Journal supplement features 10 years of West African health systems research

July 20, 2017

Stephan Gladieu / World Bank

In the wake of the devastating Ebola virus outbreak in 2014, increased attention has been paid to West Africa’s poorly functioning health systems. This includes how their weaknesses compounded the emergency and complicated the response to the health crisis.

A new supplement published on July 13, 2017 in BioMed Central’s Health Research Policy and Systems journal explores the reasons behind these shortcomings. The journal was launched during the Partners Forum of the West African Annual Health Assembly, which brings together ministers of health and development partners active in the 15 member states of the Economic Community of West African States (ECOWAS).

The supplement presents findings from a series of research and capacity development projects funded by IDRC. From Senegal to Nigeria, the collection of 10 articles offers a fresh perspective on many health system issues. The articles feature the knowledge and experiences of the region’s actors, but they also present evidence that highlights the barriers to sustainable innovation and change. People and research: improved health systems for West Africans by West Africans is a direct output of IDRC’s work to strengthen the research environment in the region, in close collaboration with the West African Health Organization (WAHO), for nearly a decade.

West Africa has some of the lowest development indicators in the world. The 2015 World Health Organization’s Trends in Maternal Mortality: 1990 to 2015 confirmed that West and Central Africa are home to 14 of the 20 countries with the highest rates of maternal mortality in the world.

A key theme in the BioMed Central supplement is that context matters. Promising innovations developed in one country will not necessarily perform well in another. Several authors also identify the critical need to strengthen collaboration across expert institutions and individuals to overcome the existing fragmentation of expertise, knowledge, and actors.

As this journal supplement attests, West Africa is home to a wealth of experienced and committed researchers.

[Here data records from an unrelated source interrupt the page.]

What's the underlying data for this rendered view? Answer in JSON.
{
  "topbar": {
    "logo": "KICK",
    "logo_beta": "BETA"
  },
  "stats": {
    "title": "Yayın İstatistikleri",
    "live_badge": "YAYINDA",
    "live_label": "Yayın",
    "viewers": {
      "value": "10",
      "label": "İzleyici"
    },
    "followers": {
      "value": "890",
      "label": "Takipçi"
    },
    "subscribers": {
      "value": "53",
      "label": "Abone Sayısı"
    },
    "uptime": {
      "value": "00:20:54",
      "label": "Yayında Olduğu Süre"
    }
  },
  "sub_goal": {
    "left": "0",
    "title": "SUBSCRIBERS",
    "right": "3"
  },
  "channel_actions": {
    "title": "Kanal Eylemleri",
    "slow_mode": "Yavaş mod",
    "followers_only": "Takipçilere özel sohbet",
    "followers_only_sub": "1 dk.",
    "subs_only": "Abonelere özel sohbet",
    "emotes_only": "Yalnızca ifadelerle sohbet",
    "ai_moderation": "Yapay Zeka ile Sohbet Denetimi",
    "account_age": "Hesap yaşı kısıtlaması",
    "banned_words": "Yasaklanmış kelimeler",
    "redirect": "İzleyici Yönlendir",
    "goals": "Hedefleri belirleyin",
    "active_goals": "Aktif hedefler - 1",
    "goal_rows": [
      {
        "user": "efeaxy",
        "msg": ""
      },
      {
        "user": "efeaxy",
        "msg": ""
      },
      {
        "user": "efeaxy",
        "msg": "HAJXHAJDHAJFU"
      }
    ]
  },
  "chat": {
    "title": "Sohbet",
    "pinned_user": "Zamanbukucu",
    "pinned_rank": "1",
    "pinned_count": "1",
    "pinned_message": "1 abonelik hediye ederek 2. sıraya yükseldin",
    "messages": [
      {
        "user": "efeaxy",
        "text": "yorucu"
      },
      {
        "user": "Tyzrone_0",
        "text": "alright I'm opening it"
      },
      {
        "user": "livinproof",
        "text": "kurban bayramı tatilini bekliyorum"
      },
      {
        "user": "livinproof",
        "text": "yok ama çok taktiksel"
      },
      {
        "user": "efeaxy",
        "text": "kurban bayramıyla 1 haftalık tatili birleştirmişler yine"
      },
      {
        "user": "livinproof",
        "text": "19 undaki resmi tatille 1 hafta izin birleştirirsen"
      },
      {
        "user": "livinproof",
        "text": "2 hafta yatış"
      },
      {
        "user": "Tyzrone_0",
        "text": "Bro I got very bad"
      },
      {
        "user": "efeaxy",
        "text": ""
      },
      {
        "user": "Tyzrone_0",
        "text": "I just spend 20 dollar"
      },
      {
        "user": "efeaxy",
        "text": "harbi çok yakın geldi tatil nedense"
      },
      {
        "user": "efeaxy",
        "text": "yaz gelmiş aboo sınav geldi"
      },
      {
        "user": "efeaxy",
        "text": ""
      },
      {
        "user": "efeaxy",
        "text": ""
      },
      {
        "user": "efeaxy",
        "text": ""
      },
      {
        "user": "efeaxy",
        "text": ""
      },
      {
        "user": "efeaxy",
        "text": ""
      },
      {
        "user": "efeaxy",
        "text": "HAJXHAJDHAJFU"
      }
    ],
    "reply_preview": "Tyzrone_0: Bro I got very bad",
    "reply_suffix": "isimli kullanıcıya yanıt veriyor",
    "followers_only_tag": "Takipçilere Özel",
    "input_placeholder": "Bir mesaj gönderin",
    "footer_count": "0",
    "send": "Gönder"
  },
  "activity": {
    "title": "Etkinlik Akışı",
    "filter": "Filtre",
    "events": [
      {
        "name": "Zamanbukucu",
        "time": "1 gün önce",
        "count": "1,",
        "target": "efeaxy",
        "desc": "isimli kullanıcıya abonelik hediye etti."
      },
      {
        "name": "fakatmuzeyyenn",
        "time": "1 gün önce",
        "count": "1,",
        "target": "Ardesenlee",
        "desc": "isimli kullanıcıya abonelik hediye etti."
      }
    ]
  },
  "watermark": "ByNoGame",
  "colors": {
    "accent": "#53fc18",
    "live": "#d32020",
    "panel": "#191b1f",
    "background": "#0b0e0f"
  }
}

If effectively supported, they can work with decision-makers to meaningfully and effectively improve health outcomes in the region and contribute to making the Sustainable Development Goals a reality. The resulting changes can strengthen the region’s health systems to deliver quality health services and prevent and manage future health crises such as the Ebola virus outbreak.

Read the People and research: improved health systems for West Africans by West Africans supplement published in BioMed Central.